I guess there was a two-for-one special on Rover Rescues that night!

The next Rover Rescue occurred in Portland, ME.

H. G. Mertz, Boulder, CO, has quickly forged quite a life as a photographer. Returning from a photo trip to Alaska, he sought to find a Series or Defender to use on a trip to Maine. Jonathan Cody and Tim Smith of British Overland usually rent their Land Rovers on Nantucket Island, but they had one in Maine and offered it to H. B. to help with his book project (Land Rover Scarborough also offered to help with a contemporary Land Rover). Not surprisingly, H.B’s preferred Land Rover was British Overland’s ’87 Land Rover 110 200 Tdi.

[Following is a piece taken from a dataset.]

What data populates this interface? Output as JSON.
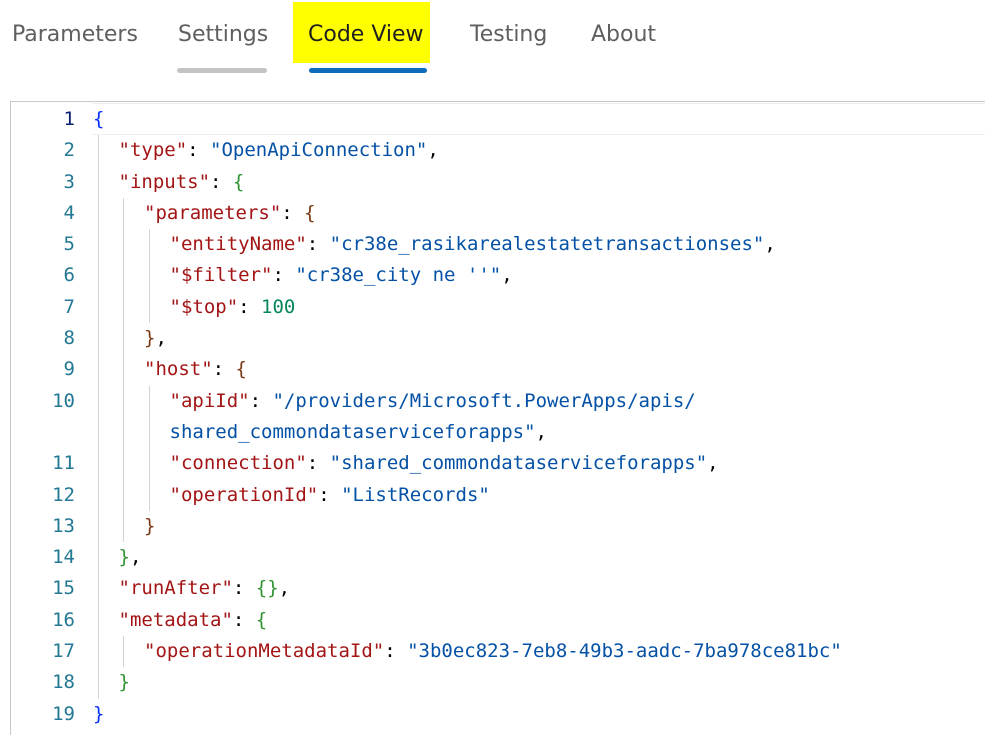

On a Thursday night in late September, a frantic phone call from H.B. hinted at a possible problem. “I’m trying to go up a hill in downtown Portland and the Land Rover is barely moving!” Oh, the engine would rev up fine, but the Land Rover would barely go forward or backwards. Had he inadvertently moved the transfer case lever to neutral? No, or the Land Rover would not move at all. I had him turn off the engine and “bump” the key just to see if the Land Rover would lurch forward. It did, which meant the engine sent power to a driveshaft. Since he’d been driving it successfully for a while, perhaps a leak in the clutch hydraulics were the cause? Unlikely, as the clutch pedal action felt the same as earlier in the day.

By this time of night, H.B. had already experienced “a terrible, horrible, no good very bad day.” A non-functional clutch only added to the misery.

A social media post to Downeast Land Rover Club friends in the Portland area brought Andrew Pratt, Portland, ME, to the rescue. Andrew saw the posts from Tim Smith and myself on Facebook. Andrew check the fluid reservoir and found it full, tested the clutch action and sadly confirmed the slippage. In the spirit of “No Rover Left Behind,” Andrew arranged for a night tow to his shop, Expanse Outfitters in South Portland, got H.B a ride to his hotel, and the following morning, began stripping down the inside of the cockpit to expose the transmission. A phone call to Rovers North arranged for the correct parts. British Overland secured him another vehicle so H.B could get on his way.

H. B. Mertz could not believe the generosity of the Land Rover community in coming to his aid. He’s determined to make his next photographic adventures in a Land Rover.

[Thanks to H. B. Mertz (www.hbmertz.com), British Overland (www.britishoverland.com), Expanse Outfitters (www.expanseoutfitters.com) and Tim Smith’s RoverWhisperer (www.roverwhisperer.com) for this story -ed.]